Interface dataset entries
# # # #

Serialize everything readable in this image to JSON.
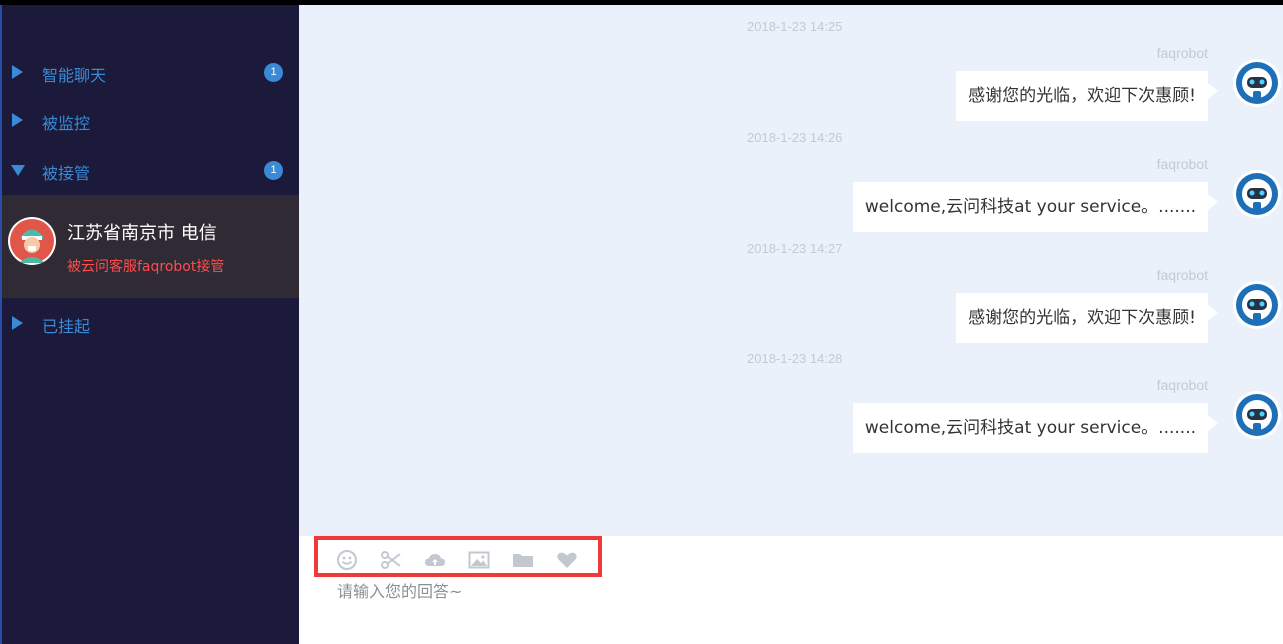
{
  "sidebar": {
    "groups": [
      {
        "label": "智能聊天",
        "badge": "1",
        "state": "collapsed"
      },
      {
        "label": "被监控",
        "badge": "",
        "state": "collapsed"
      },
      {
        "label": "被接管",
        "badge": "1",
        "state": "expanded"
      },
      {
        "label": "已挂起",
        "badge": "",
        "state": "collapsed"
      }
    ],
    "session": {
      "name": "江苏省南京市 电信",
      "status": "被云问客服faqrobot接管",
      "avatar_icon": "nurse-avatar-icon"
    }
  },
  "chat": {
    "messages": [
      {
        "time": "2018-1-23 14:25",
        "sender": "faqrobot",
        "text": "感谢您的光临，欢迎下次惠顾!",
        "avatar_icon": "robot-avatar-icon"
      },
      {
        "time": "2018-1-23 14:26",
        "sender": "faqrobot",
        "text": "welcome,云问科技at your service。.......",
        "avatar_icon": "robot-avatar-icon"
      },
      {
        "time": "2018-1-23 14:27",
        "sender": "faqrobot",
        "text": "感谢您的光临，欢迎下次惠顾!",
        "avatar_icon": "robot-avatar-icon"
      },
      {
        "time": "2018-1-23 14:28",
        "sender": "faqrobot",
        "text": "welcome,云问科技at your service。.......",
        "avatar_icon": "robot-avatar-icon"
      }
    ]
  },
  "input": {
    "placeholder": "请输入您的回答~",
    "tools": [
      "emoji-icon",
      "scissors-icon",
      "cloud-upload-icon",
      "image-icon",
      "folder-icon",
      "heart-icon"
    ]
  },
  "colors": {
    "sidebar_bg": "#1b1a3a",
    "accent": "#3a8ad6",
    "chat_bg": "#eaf1fb",
    "alert": "#ff4d4f",
    "highlight_box": "#f03a3a"
  }
}
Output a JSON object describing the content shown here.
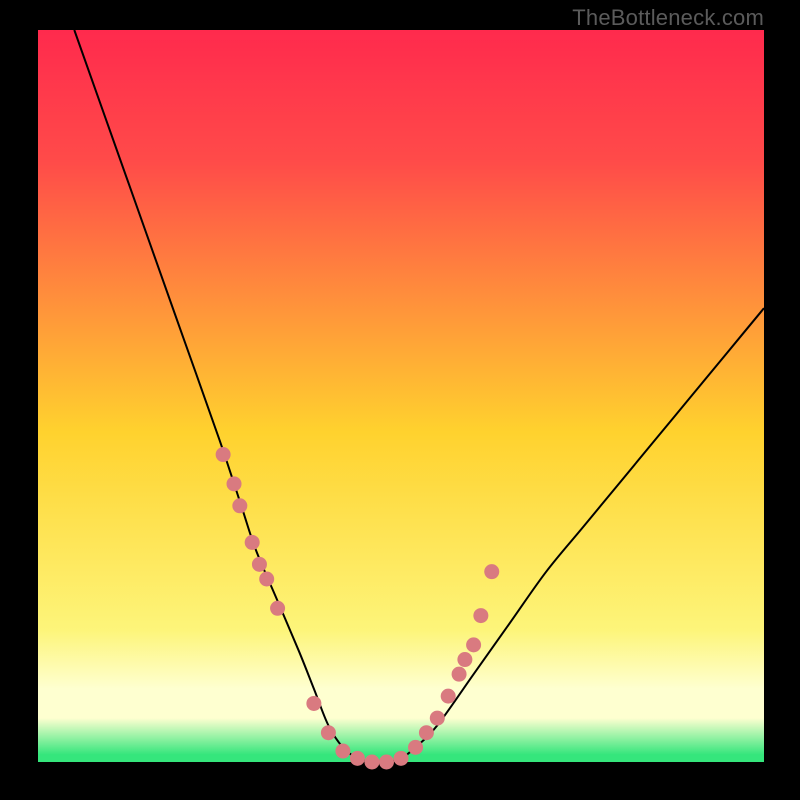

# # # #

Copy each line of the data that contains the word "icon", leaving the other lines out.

== WRITTEN RESPONSE ==
      "avatar_icon": "nurse-avatar-icon"
        "avatar_icon": "robot-avatar-icon"
        "avatar_icon": "robot-avatar-icon"
        "avatar_icon": "robot-avatar-icon"
        "avatar_icon": "robot-avatar-icon"
      "emoji-icon",
      "scissors-icon",
      "cloud-upload-icon",
      "image-icon",
      "folder-icon",
      "heart-icon"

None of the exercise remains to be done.